#### Task
Scan the data below for lines holding the word "around", and copy each line found.

Task data below:

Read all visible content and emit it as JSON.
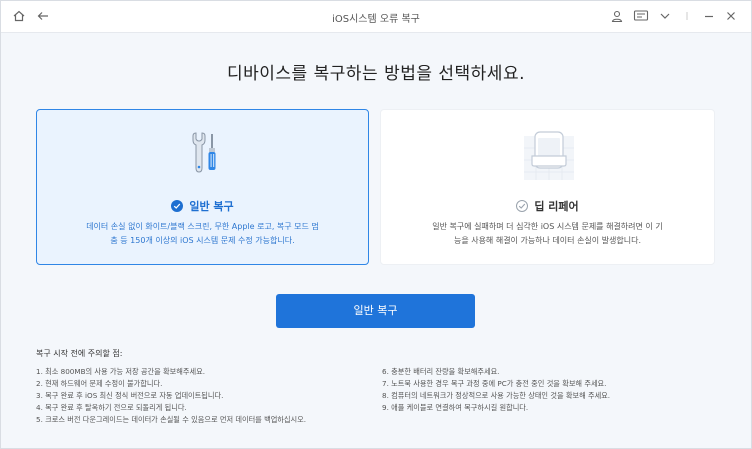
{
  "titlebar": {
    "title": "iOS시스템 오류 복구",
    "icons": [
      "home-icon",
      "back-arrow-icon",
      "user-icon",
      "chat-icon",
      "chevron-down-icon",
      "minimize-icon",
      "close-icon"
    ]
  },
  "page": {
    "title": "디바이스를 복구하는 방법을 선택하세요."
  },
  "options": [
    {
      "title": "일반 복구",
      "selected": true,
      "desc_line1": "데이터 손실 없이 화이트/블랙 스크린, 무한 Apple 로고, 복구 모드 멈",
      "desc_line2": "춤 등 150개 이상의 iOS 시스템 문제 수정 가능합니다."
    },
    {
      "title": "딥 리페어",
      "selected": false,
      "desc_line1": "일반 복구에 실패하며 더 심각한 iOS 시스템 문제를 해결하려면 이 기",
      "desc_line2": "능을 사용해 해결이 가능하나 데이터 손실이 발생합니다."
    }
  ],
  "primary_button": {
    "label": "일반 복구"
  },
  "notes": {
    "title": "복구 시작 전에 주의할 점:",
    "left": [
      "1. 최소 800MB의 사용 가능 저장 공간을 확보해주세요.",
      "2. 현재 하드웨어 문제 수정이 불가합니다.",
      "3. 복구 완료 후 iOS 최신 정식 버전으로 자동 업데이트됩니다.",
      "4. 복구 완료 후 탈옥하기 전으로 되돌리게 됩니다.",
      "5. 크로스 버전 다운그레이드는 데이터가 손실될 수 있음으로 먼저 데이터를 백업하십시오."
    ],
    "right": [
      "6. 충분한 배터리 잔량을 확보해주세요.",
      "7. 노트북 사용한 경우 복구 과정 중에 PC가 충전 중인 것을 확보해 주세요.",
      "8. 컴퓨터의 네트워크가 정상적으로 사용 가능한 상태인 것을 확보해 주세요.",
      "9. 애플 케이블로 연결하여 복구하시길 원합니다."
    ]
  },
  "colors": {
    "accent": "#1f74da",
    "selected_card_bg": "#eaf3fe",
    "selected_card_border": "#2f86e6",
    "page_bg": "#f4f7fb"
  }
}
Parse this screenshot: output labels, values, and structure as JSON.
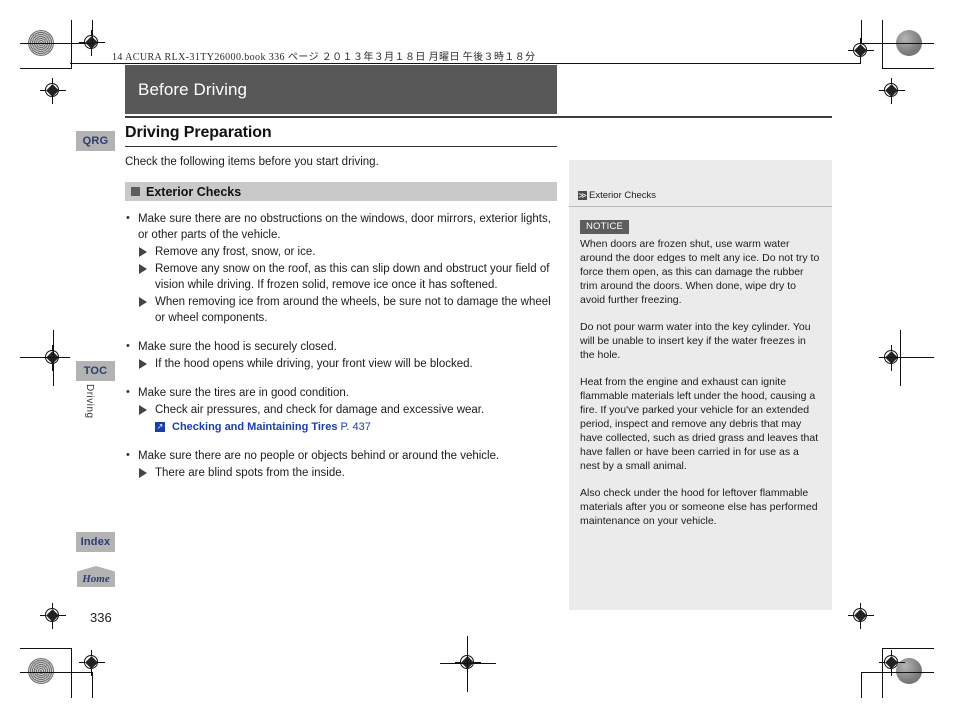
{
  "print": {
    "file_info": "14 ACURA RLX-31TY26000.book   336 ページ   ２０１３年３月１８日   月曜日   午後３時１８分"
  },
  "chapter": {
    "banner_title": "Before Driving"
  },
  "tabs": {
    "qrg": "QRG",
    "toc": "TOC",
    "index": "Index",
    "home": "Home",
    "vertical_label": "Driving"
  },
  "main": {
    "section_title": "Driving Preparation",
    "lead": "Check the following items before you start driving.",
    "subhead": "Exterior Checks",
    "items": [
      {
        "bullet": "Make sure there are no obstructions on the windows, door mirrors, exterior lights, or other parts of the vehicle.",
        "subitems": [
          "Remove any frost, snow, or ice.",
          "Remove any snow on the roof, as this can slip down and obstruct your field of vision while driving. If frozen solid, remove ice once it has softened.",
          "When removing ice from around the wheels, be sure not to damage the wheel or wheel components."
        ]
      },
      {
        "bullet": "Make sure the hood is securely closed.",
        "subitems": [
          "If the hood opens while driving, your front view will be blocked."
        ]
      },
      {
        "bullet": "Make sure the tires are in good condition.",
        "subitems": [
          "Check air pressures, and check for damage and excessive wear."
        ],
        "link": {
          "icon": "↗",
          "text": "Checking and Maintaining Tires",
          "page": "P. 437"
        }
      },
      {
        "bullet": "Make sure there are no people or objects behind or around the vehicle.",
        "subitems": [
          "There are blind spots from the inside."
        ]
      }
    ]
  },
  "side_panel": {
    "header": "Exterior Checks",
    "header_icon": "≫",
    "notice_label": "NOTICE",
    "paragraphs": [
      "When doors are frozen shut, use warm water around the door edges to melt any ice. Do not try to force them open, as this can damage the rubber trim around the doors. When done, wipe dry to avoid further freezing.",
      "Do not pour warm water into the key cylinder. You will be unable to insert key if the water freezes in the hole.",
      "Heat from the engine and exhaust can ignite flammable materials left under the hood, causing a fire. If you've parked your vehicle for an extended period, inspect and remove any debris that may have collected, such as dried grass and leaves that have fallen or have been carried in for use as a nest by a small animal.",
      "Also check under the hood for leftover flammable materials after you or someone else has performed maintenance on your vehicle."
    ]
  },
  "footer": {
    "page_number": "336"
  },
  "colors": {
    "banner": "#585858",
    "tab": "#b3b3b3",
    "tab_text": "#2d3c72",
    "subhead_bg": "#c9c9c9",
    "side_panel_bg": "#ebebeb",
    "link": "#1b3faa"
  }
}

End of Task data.
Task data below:

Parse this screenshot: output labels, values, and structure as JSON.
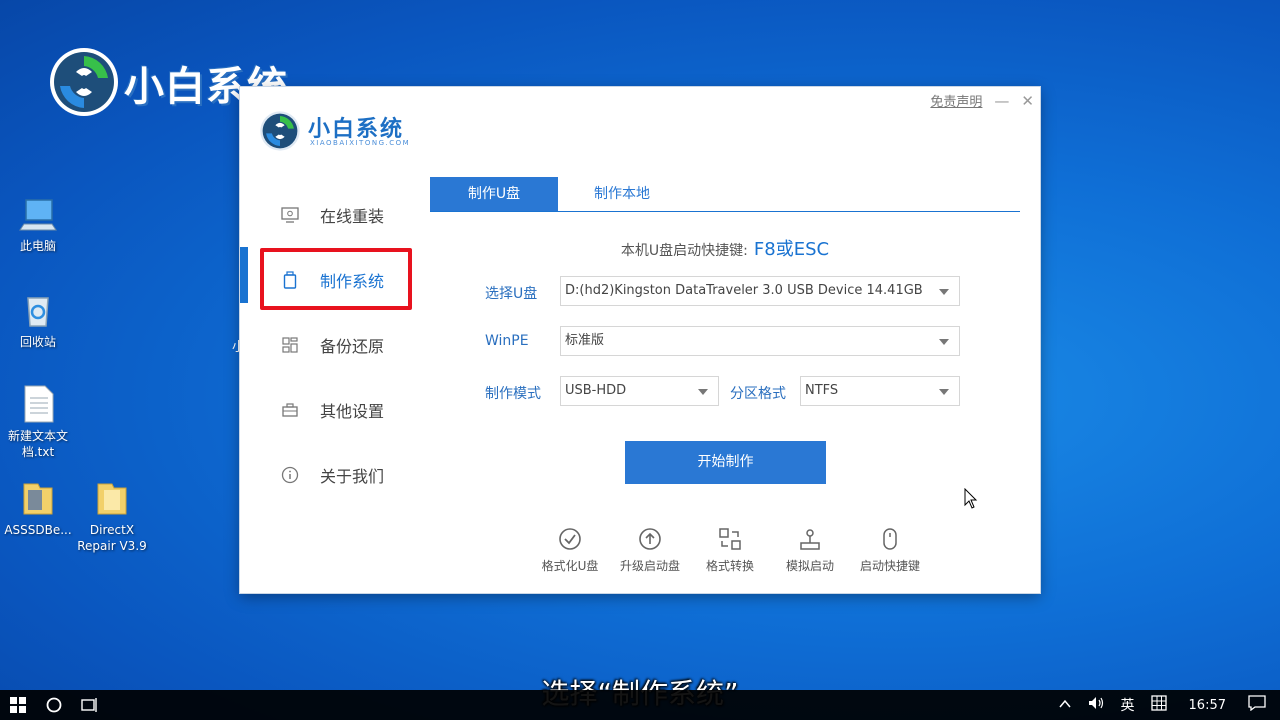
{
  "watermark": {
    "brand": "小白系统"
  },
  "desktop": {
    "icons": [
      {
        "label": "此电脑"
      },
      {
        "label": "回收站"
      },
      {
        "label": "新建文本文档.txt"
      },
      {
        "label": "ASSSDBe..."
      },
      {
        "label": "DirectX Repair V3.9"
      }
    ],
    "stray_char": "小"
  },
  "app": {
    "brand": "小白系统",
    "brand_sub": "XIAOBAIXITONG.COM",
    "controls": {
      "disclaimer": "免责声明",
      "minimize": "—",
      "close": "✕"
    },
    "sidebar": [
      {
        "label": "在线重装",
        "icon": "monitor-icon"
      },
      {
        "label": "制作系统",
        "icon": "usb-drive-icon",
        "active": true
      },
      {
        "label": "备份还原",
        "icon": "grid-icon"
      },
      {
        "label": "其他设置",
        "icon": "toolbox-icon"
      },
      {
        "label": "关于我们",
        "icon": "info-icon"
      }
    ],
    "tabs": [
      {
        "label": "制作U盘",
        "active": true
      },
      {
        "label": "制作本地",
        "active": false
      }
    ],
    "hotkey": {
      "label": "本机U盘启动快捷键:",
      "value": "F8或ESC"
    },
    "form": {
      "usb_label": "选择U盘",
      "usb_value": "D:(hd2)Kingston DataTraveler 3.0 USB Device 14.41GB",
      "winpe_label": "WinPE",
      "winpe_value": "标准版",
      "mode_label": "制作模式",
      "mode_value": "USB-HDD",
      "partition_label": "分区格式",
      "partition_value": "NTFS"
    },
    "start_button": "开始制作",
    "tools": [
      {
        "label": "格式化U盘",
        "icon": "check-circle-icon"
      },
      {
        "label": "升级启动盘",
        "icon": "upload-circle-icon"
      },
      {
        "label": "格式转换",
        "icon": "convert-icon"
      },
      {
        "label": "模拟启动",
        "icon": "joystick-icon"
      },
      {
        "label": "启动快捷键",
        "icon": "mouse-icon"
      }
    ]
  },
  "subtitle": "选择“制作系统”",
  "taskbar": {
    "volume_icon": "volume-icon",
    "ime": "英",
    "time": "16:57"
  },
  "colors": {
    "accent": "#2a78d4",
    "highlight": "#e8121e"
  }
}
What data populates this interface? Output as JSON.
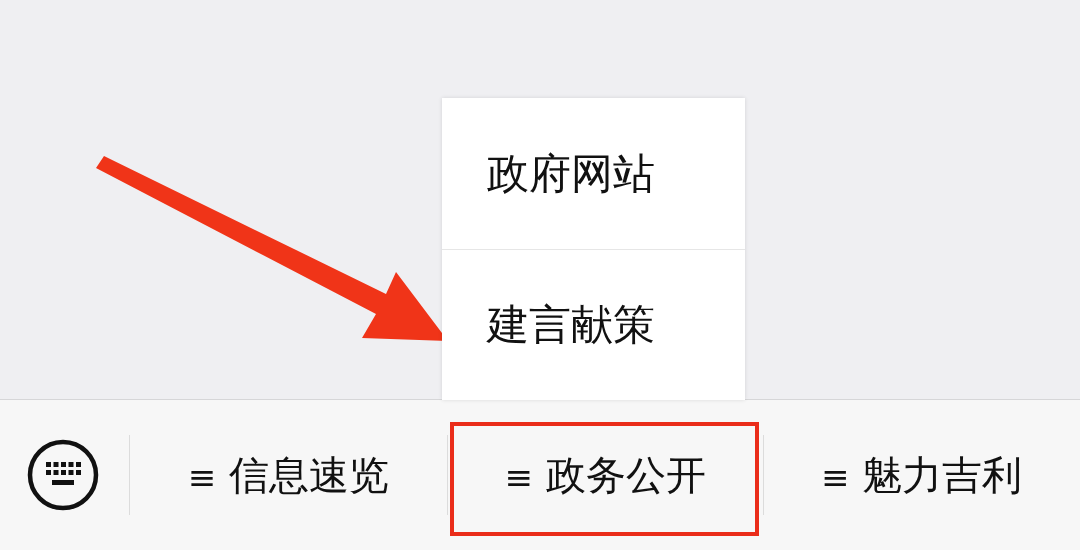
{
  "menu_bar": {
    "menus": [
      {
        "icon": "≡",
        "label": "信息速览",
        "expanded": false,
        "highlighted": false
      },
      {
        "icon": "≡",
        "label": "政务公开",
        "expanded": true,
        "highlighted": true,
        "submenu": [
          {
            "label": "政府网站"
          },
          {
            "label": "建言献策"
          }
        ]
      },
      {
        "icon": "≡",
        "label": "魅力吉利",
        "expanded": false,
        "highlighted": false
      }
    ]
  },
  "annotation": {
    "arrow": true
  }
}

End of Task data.

#### Result of this task
          "When removing ice from around the wheels, be sure not to damage the wheel or wheel components."
        "bullet": "Make sure there are no people or objects behind or around the vehicle.",
      "When doors are frozen shut, use warm water around the door edges to melt any ice. Do not try to force them open, as this can damage the rubber trim around the doors. When done, wipe dry to avoid further freezing.",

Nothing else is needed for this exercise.